Sunday, September 28, 2008

Move over GenXers - The Millennials are Here

Ever wonder how much our kids influence technology development. Here are a few things to consider:

A recent Harris Interactive survey reports that mobile teens are redefining what mobility will be for all of us. According to Steve Largent, president and CEO at CTIA, "Teens are a pivotal segment of wireless users. As the first generation born into a wireless society, how they use their cell phones and what they expect of these devices in the future will drive the next wave of innovation in our industry."

The study, based on the responses of more than 2,000 U.S. teenagers, reported:

- 57 percent of teens polled view their cell phones as the key to their social life.
- Over half of the respondents agree the cell phone has become a new form of entertainment.
-Texting is the preferred method of communication between teens. More than 1 billion text messages are sent each day with 42 percent of teens polled say they can text blindfolded.

What do teens want from wireless service? An ideal mobile device would include five applications: phone, MP3 player, GPS, laptop computer and video player. Adds Largent, "We've certainly come a long way in 25 years, and we expect teens to be a growth driver for the industry and have a major impact on the wireless landscape for years to come."

Abilene Christian University of Texas will be the first university to provide an iPhone or iPod touch to all incoming freshman – see news release. Students will use the iPod to receive homework alerts, respond to in-class surveys and quizzes, find their professor’s offices with integrated map solutions, and review meal account balances.

A video titled Connected, produced by ACU students, faculty and staff describes their vision of new learning environment and their goal of making these devices a key part of students’ “campus experience”.

ABI Research reports that college students using video-based solutions are driving the first wave of 802.11n deployments on campuses nationwide. The 802.11n wireless network standard (yet to be ratified) provides increased speed, coverage, and reliability, making wireless a viable platform for mission-critical applications.

At the World Business Forum in New York City, Cisco CEO John Chambers spoke of his vision of business innovation, stating that the social networking technologies embraced by young people will drive new business models for corporations.

According to Chambers, “Our children, with their social network[ing], have presented us with the future of productivity”. Chambers said.
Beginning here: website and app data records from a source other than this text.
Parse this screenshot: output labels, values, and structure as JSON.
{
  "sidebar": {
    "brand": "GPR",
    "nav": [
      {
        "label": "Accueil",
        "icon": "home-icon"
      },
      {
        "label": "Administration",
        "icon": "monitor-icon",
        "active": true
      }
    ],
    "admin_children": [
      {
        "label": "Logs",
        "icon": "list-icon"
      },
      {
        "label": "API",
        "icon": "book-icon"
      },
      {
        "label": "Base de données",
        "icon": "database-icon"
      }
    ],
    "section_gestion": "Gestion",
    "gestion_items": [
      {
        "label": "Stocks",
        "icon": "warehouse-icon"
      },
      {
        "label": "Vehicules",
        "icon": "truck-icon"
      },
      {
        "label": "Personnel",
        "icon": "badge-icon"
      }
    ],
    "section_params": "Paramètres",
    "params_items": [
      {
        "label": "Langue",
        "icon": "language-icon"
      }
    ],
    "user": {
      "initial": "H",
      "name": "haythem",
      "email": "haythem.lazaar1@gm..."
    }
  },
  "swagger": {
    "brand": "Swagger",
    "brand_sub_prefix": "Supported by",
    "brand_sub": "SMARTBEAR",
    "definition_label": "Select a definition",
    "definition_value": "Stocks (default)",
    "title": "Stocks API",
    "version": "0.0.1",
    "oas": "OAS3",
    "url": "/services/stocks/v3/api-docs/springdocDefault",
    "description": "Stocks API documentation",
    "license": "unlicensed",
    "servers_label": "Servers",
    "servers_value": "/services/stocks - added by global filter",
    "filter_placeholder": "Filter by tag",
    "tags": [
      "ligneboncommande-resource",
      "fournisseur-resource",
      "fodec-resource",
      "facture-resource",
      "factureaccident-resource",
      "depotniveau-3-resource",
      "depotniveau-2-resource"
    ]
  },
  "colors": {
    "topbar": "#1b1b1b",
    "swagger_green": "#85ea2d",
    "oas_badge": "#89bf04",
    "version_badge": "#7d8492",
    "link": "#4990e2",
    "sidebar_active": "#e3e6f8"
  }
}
Chambers believes that the next stage of Internet development will drive a renewed productivity boom - like the one in the 1990s as the internet began maturing, leading to improved decision making and enhanced productivity.

Cisco is practicing what it preaches. According to Chambers:

- Use of internal wikis to share information between business units has jumped from just 4% in January to around 30% now.
- Use of Cisco’s C Vision, an internal YouTube-like video sharing site, has increased 10x in the last seven months.
- Use of collaboration tools is enabling Cisco to significantly increase the number of major projects (in particular the creation of new business) being worked on at once - from two a year to more than 24 annually.

See BusinessWeek coverage and videos.

Thursday, September 4, 2008

The Complexity of Simplicity

I recently finished reading The Laws of Simplicity by John Maeda, former MIT Media Lab director and now President of the Rhode Island School of Design (RISD). In this book, Maeda offers ten laws for balancing simplicity and complexity in business, technology, and design.

As a technology marketer and techno junkie, I share Maeda’s opinion that “technology has made our lives more full, yet at the same time we’ve become uncomfortably “full.” So how can we as product designers, product marketers, consumers, and technology users address this conflict? Consider the following:

Law 1: Reduce
The simplest way to achieve simplicity is through thoughtful reduction.

Law 2: Organize
Organization makes a system of many appear fewer.

Law 3: Time
Savings in time feel like simplicity.

Law 4: Learn
Knowledge makes everything simpler.

Law 5: Differences
Simplicity and complexity need each other.

Law 6: Context
What lies in the periphery of simplicity is definitely not peripheral.

Law 7: Emotion
More emotions are better than less.

Law 8: Trust
In simplicity we trust.

Law 9: Failure
Some things can never be made simple.

Law 10: The One
Simplicity is about subtracting the obvious, and adding the meaningful.

Details of these Laws of Simplicity can be found on Maeda’s blog.